**** MATERIAL TO PROCESS
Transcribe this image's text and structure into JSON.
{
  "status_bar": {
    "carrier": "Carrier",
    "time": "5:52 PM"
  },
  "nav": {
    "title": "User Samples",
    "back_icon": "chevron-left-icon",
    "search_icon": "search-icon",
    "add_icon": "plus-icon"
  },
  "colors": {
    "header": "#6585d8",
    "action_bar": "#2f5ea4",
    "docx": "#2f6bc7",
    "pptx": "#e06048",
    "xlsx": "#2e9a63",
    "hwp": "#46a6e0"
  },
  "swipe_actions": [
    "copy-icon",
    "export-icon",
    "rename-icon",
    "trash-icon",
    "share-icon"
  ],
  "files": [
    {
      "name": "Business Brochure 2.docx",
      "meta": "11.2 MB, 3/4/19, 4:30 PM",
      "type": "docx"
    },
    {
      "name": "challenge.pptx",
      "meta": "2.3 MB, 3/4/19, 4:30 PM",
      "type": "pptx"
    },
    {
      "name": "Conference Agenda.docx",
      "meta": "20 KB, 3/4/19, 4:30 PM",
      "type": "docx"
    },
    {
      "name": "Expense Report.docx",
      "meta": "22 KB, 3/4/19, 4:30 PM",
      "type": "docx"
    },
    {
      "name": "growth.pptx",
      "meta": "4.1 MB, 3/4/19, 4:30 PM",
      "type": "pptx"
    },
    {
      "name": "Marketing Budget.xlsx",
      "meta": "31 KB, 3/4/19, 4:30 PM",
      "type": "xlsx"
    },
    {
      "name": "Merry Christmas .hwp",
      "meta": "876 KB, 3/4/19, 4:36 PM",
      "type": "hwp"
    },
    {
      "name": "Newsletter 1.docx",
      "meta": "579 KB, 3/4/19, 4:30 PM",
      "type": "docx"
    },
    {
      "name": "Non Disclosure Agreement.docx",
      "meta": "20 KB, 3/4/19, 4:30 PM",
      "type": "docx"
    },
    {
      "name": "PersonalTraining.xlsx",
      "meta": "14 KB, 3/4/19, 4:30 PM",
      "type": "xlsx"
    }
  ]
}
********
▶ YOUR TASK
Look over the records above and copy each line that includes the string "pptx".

▶ ANSWER SPACE
    "pptx": "#e06048",
      "name": "challenge.pptx",
      "type": "pptx"
      "name": "growth.pptx",
      "type": "pptx"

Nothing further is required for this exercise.